However, not all is well on the e-ranch. The same dichotomous culture war that plagues offline media (e.g., cable news shows, the op-ed pages of newspapers, talk radio) is likewise alive and well online. As old and new media technologies are not wholly deterministic, the same Pollyannaish gear that creates online, celebrity scholars, is the very same that stores and disseminates “blacklists” of treasonous intellectuals. Indeed, online media may be mobilized to have an emancipating or a chilling effect on research and researchers.
Hammer and Kellner aptly document some recent calamitous intersections between the academy and popular culture by way of media spectacles. In my view, the follow-up question in such a contentious media-scape, is how to handle oneself when faced with a disputatious critic who subscribes to the all-too-frequent and commonsensical brand of anti-intellectualism? One of the best recommendations that I’ve come across appeared in a column by Stanley Fish over a year ago on http://www.chronicle.com. His suggestion is not the adoption of some sophisticated technology at all – in fact – it’s entirely rhetorical. He says:
“Instead of defending classics or French literature or sociology, ask those who think they need defending what they know about them, and if the answer is “not much” (on the model of “don’t know much about the Middle Ages”), suggest, ever so politely, that they might want to go back to school. Instead of trying to justify your values (always a weak position), assume them and assume too your right to define and protect them. And when you are invited to explain, defend, or justify, just say no.”

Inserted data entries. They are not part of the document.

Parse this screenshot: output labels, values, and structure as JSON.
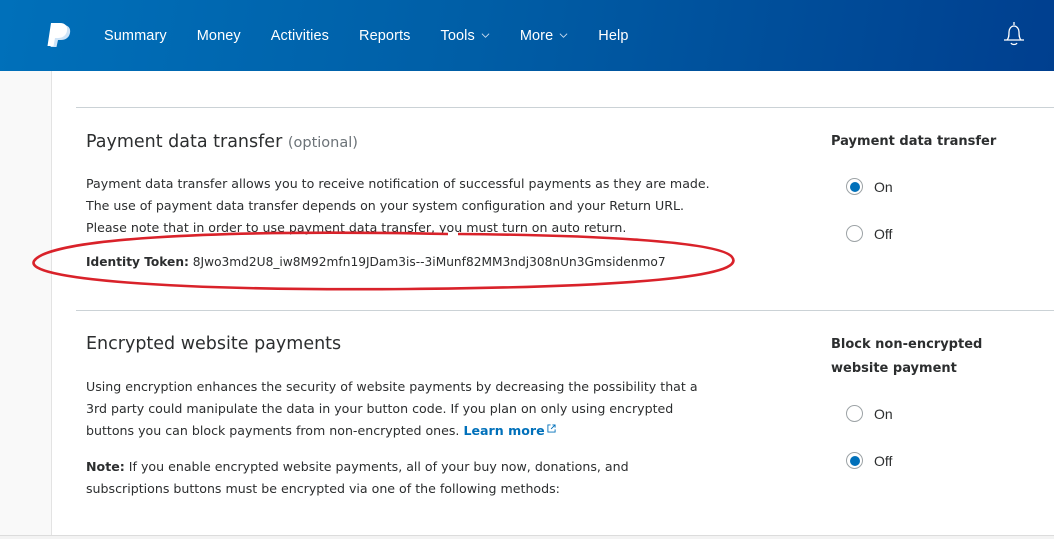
{
  "header": {
    "logo": "paypal-logo",
    "nav": [
      {
        "label": "Summary",
        "has_dropdown": false
      },
      {
        "label": "Money",
        "has_dropdown": false
      },
      {
        "label": "Activities",
        "has_dropdown": false
      },
      {
        "label": "Reports",
        "has_dropdown": false
      },
      {
        "label": "Tools",
        "has_dropdown": true
      },
      {
        "label": "More",
        "has_dropdown": true
      },
      {
        "label": "Help",
        "has_dropdown": false
      }
    ],
    "notification_icon": "bell-icon"
  },
  "pdt": {
    "title": "Payment data transfer",
    "optional": "(optional)",
    "lines": [
      "Payment data transfer allows you to receive notification of successful payments as they are made.",
      "The use of payment data transfer depends on your system configuration and your Return URL.",
      "Please note that in order to use payment data transfer, you must turn on auto return."
    ],
    "token_label": "Identity Token:",
    "token_value": "8Jwo3md2U8_iw8M92mfn19JDam3is--3iMunf82MM3ndj308nUn3Gmsidenmo7",
    "side_label": "Payment data transfer",
    "options": [
      {
        "label": "On",
        "checked": true
      },
      {
        "label": "Off",
        "checked": false
      }
    ]
  },
  "ewp": {
    "title": "Encrypted website payments",
    "lines": [
      "Using encryption enhances the security of website payments by decreasing the possibility that a",
      "3rd party could manipulate the data in your button code. If you plan on only using encrypted",
      "buttons you can block payments from non-encrypted ones."
    ],
    "learn_more": "Learn more",
    "note_label": "Note:",
    "note_lines": [
      " If you enable encrypted website payments, all of your buy now, donations, and",
      "subscriptions buttons must be encrypted via one of the following methods:"
    ],
    "side_label_lines": [
      "Block non-encrypted",
      "website payment"
    ],
    "options": [
      {
        "label": "On",
        "checked": false
      },
      {
        "label": "Off",
        "checked": true
      }
    ]
  },
  "colors": {
    "brand_blue": "#0070ba",
    "annotation_red": "#d9222a"
  }
}
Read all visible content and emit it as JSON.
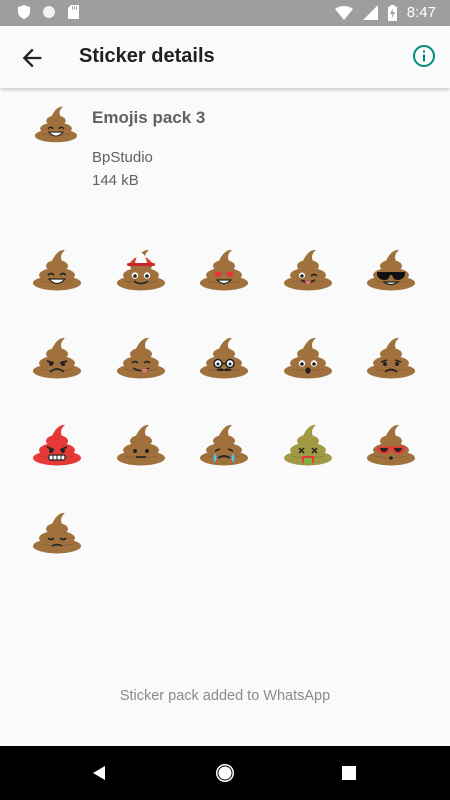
{
  "status_bar": {
    "time": "8:47",
    "icons": [
      "shield-icon",
      "circle-icon",
      "sd-card-icon",
      "wifi-icon",
      "signal-icon",
      "battery-charging-icon"
    ]
  },
  "app_bar": {
    "title": "Sticker details",
    "back_icon": "arrow-back-icon",
    "info_icon": "info-icon",
    "accent_color": "#00897b"
  },
  "pack": {
    "name": "Emojis pack 3",
    "publisher": "BpStudio",
    "size": "144 kB"
  },
  "stickers": [
    {
      "name": "smiling-poop-sticker",
      "face": "smile",
      "color": "#a0713d"
    },
    {
      "name": "cap-poop-sticker",
      "face": "cap",
      "color": "#a0713d"
    },
    {
      "name": "heart-eyes-poop-sticker",
      "face": "hearts",
      "color": "#a0713d"
    },
    {
      "name": "tongue-wink-poop-sticker",
      "face": "tongue",
      "color": "#a0713d"
    },
    {
      "name": "sunglasses-poop-sticker",
      "face": "sunglasses",
      "color": "#a0713d"
    },
    {
      "name": "angry-poop-sticker",
      "face": "angry",
      "color": "#a0713d"
    },
    {
      "name": "tongue-out-poop-sticker",
      "face": "tongue2",
      "color": "#a0713d"
    },
    {
      "name": "glasses-mustache-poop-sticker",
      "face": "glasses",
      "color": "#a0713d"
    },
    {
      "name": "surprised-poop-sticker",
      "face": "surprised",
      "color": "#a0713d"
    },
    {
      "name": "frowning-poop-sticker",
      "face": "frown",
      "color": "#a0713d"
    },
    {
      "name": "red-angry-poop-sticker",
      "face": "grit",
      "color": "#e53935"
    },
    {
      "name": "neutral-poop-sticker",
      "face": "neutral",
      "color": "#a0713d"
    },
    {
      "name": "crying-poop-sticker",
      "face": "cry",
      "color": "#a0713d"
    },
    {
      "name": "sick-poop-sticker",
      "face": "sick",
      "color": "#a09a45"
    },
    {
      "name": "red-glasses-poop-sticker",
      "face": "redglasses",
      "color": "#a0713d"
    },
    {
      "name": "sleepy-poop-sticker",
      "face": "sleepy",
      "color": "#a0713d"
    }
  ],
  "footer": {
    "message": "Sticker pack added to WhatsApp"
  },
  "nav_bar": {
    "icons": [
      "nav-back-icon",
      "nav-home-icon",
      "nav-recents-icon"
    ]
  }
}
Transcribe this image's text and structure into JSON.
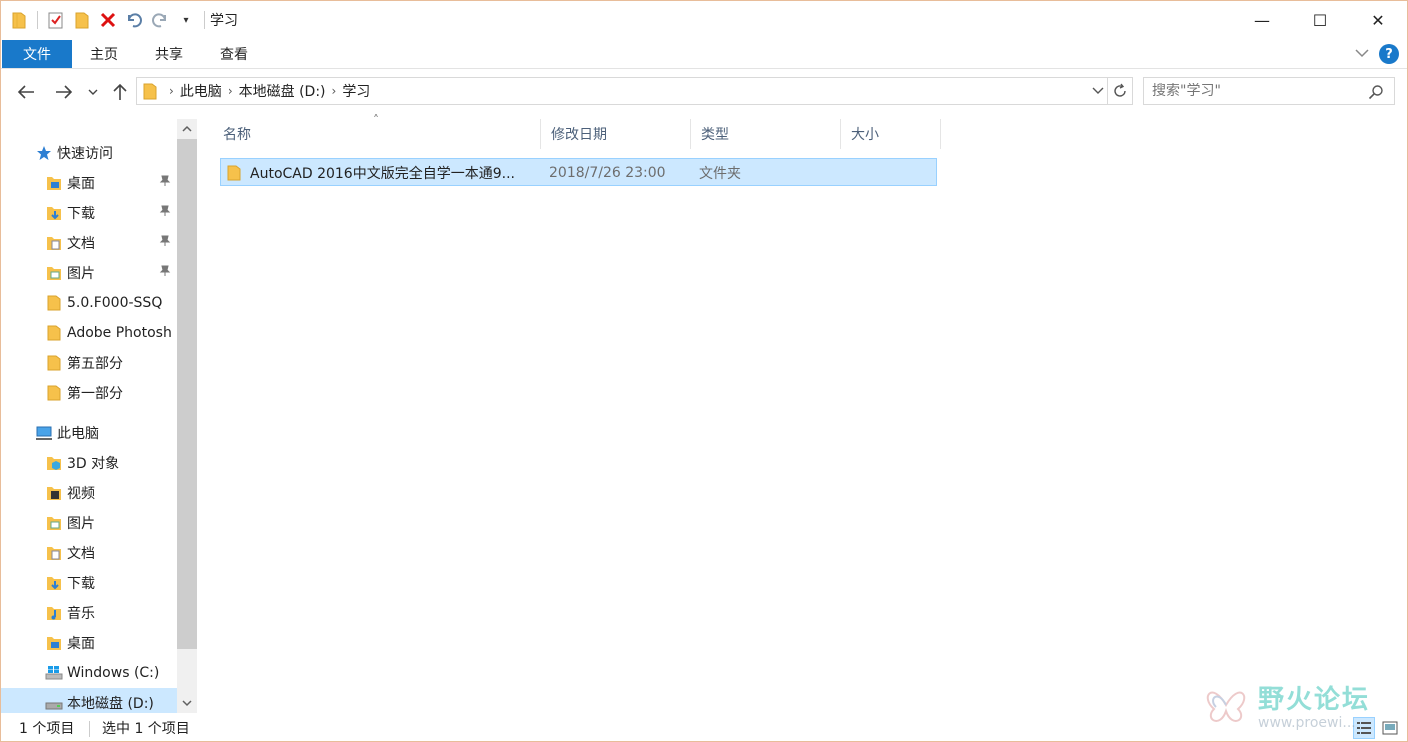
{
  "window": {
    "title": "学习",
    "controls": {
      "minimize": "—",
      "maximize": "☐",
      "close": "✕"
    }
  },
  "quick_access_toolbar": {
    "icons": [
      "folder-icon",
      "properties-icon",
      "new-folder-icon",
      "delete-icon",
      "undo-icon",
      "redo-icon",
      "customize-dropdown-icon"
    ]
  },
  "ribbon": {
    "tabs": [
      "文件",
      "主页",
      "共享",
      "查看"
    ],
    "accent_color": "#1979ca",
    "help_label": "?"
  },
  "address_bar": {
    "crumbs": [
      "此电脑",
      "本地磁盘 (D:)",
      "学习"
    ]
  },
  "search": {
    "placeholder": "搜索\"学习\""
  },
  "nav_pane": {
    "quick_access": {
      "label": "快速访问"
    },
    "quick_items": [
      {
        "label": "桌面",
        "pinned": true,
        "icon": "desktop-folder-icon"
      },
      {
        "label": "下载",
        "pinned": true,
        "icon": "downloads-folder-icon"
      },
      {
        "label": "文档",
        "pinned": true,
        "icon": "documents-folder-icon"
      },
      {
        "label": "图片",
        "pinned": true,
        "icon": "pictures-folder-icon"
      },
      {
        "label": "5.0.F000-SSQ",
        "pinned": false,
        "icon": "folder-icon"
      },
      {
        "label": "Adobe Photosh",
        "pinned": false,
        "icon": "folder-icon"
      },
      {
        "label": "第五部分",
        "pinned": false,
        "icon": "folder-icon"
      },
      {
        "label": "第一部分",
        "pinned": false,
        "icon": "folder-icon"
      }
    ],
    "this_pc": {
      "label": "此电脑"
    },
    "pc_items": [
      {
        "label": "3D 对象",
        "icon": "3d-objects-folder-icon"
      },
      {
        "label": "视频",
        "icon": "videos-folder-icon"
      },
      {
        "label": "图片",
        "icon": "pictures-folder-icon"
      },
      {
        "label": "文档",
        "icon": "documents-folder-icon"
      },
      {
        "label": "下载",
        "icon": "downloads-folder-icon"
      },
      {
        "label": "音乐",
        "icon": "music-folder-icon"
      },
      {
        "label": "桌面",
        "icon": "desktop-folder-icon"
      },
      {
        "label": "Windows (C:)",
        "icon": "windows-drive-icon"
      },
      {
        "label": "本地磁盘 (D:)",
        "icon": "local-disk-icon",
        "selected": true
      }
    ]
  },
  "file_list": {
    "columns": [
      "名称",
      "修改日期",
      "类型",
      "大小"
    ],
    "rows": [
      {
        "name": "AutoCAD 2016中文版完全自学一本通9...",
        "modified": "2018/7/26 23:00",
        "type": "文件夹",
        "size": "",
        "selected": true
      }
    ]
  },
  "status_bar": {
    "item_count": "1 个项目",
    "selected_count": "选中 1 个项目"
  },
  "watermark": {
    "text": "野火论坛",
    "url": "www.proewi..."
  }
}
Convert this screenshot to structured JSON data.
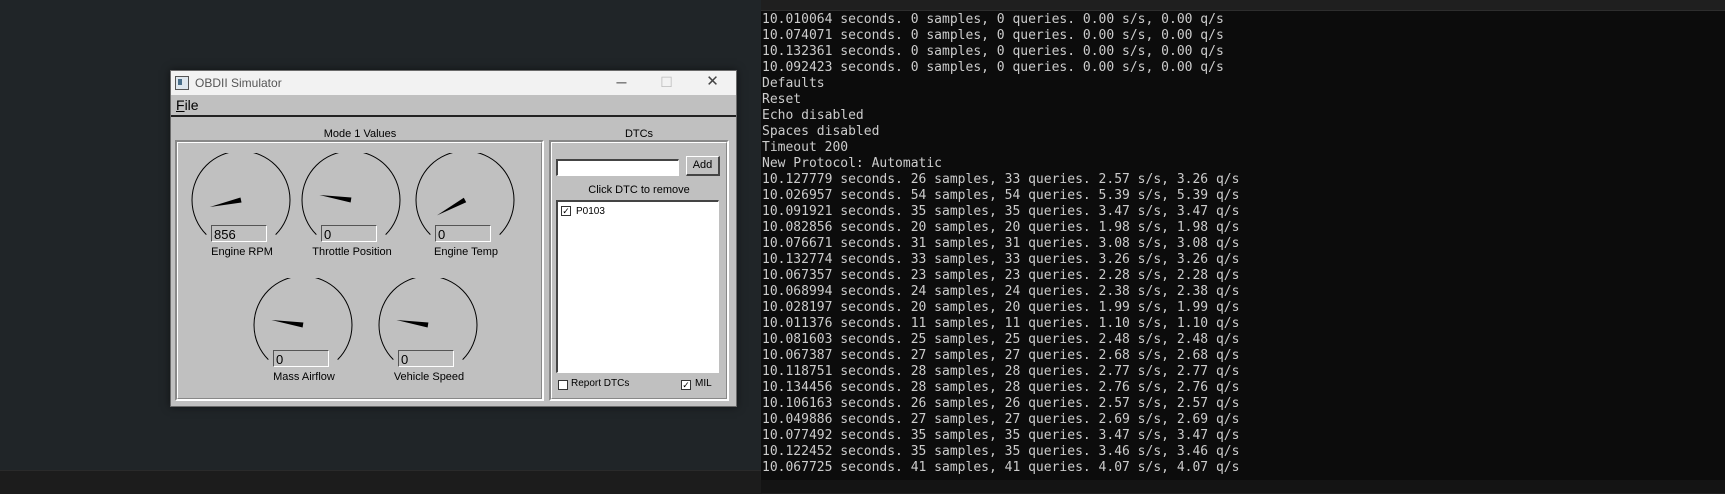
{
  "window": {
    "title": "OBDII Simulator"
  },
  "titlebar": {
    "minimize_glyph": "─",
    "maximize_glyph": "☐",
    "close_glyph": "✕"
  },
  "menu": {
    "file_label": "File",
    "file_mnemonic": "F",
    "file_rest": "ile"
  },
  "mode1": {
    "title": "Mode 1 Values",
    "gauges": [
      {
        "label": "Engine RPM",
        "value": "856",
        "fraction": 0.12
      },
      {
        "label": "Throttle Position",
        "value": "0",
        "fraction": 0.2
      },
      {
        "label": "Engine Temp",
        "value": "0",
        "fraction": 0.06
      },
      {
        "label": "Mass Airflow",
        "value": "0",
        "fraction": 0.2
      },
      {
        "label": "Vehicle Speed",
        "value": "0",
        "fraction": 0.2
      }
    ]
  },
  "dtcs": {
    "title": "DTCs",
    "input_value": "",
    "add_label": "Add",
    "list_hint": "Click DTC to remove",
    "items": [
      {
        "code": "P0103",
        "checked": true
      }
    ],
    "report_label": "Report DTCs",
    "report_checked": false,
    "mil_label": "MIL",
    "mil_checked": true,
    "check_glyph": "✓"
  },
  "terminal": {
    "lines": [
      "10.010064 seconds. 0 samples, 0 queries. 0.00 s/s, 0.00 q/s",
      "10.074071 seconds. 0 samples, 0 queries. 0.00 s/s, 0.00 q/s",
      "10.132361 seconds. 0 samples, 0 queries. 0.00 s/s, 0.00 q/s",
      "10.092423 seconds. 0 samples, 0 queries. 0.00 s/s, 0.00 q/s",
      "Defaults",
      "Reset",
      "Echo disabled",
      "Spaces disabled",
      "Timeout 200",
      "New Protocol: Automatic",
      "10.127779 seconds. 26 samples, 33 queries. 2.57 s/s, 3.26 q/s",
      "10.026957 seconds. 54 samples, 54 queries. 5.39 s/s, 5.39 q/s",
      "10.091921 seconds. 35 samples, 35 queries. 3.47 s/s, 3.47 q/s",
      "10.082856 seconds. 20 samples, 20 queries. 1.98 s/s, 1.98 q/s",
      "10.076671 seconds. 31 samples, 31 queries. 3.08 s/s, 3.08 q/s",
      "10.132774 seconds. 33 samples, 33 queries. 3.26 s/s, 3.26 q/s",
      "10.067357 seconds. 23 samples, 23 queries. 2.28 s/s, 2.28 q/s",
      "10.068994 seconds. 24 samples, 24 queries. 2.38 s/s, 2.38 q/s",
      "10.028197 seconds. 20 samples, 20 queries. 1.99 s/s, 1.99 q/s",
      "10.011376 seconds. 11 samples, 11 queries. 1.10 s/s, 1.10 q/s",
      "10.081603 seconds. 25 samples, 25 queries. 2.48 s/s, 2.48 q/s",
      "10.067387 seconds. 27 samples, 27 queries. 2.68 s/s, 2.68 q/s",
      "10.118751 seconds. 28 samples, 28 queries. 2.77 s/s, 2.77 q/s",
      "10.134456 seconds. 28 samples, 28 queries. 2.76 s/s, 2.76 q/s",
      "10.106163 seconds. 26 samples, 26 queries. 2.57 s/s, 2.57 q/s",
      "10.049886 seconds. 27 samples, 27 queries. 2.69 s/s, 2.69 q/s",
      "10.077492 seconds. 35 samples, 35 queries. 3.47 s/s, 3.47 q/s",
      "10.122452 seconds. 35 samples, 35 queries. 3.46 s/s, 3.46 q/s",
      "10.067725 seconds. 41 samples, 41 queries. 4.07 s/s, 4.07 q/s"
    ]
  }
}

Not only will this maneuver free the scholar from the “burden of proof,” at least temporarily, it might prevent one from becoming the next “ – gate,” and thus, from becoming the freshest media chum for our ravenous but “fair and balanced” punditry.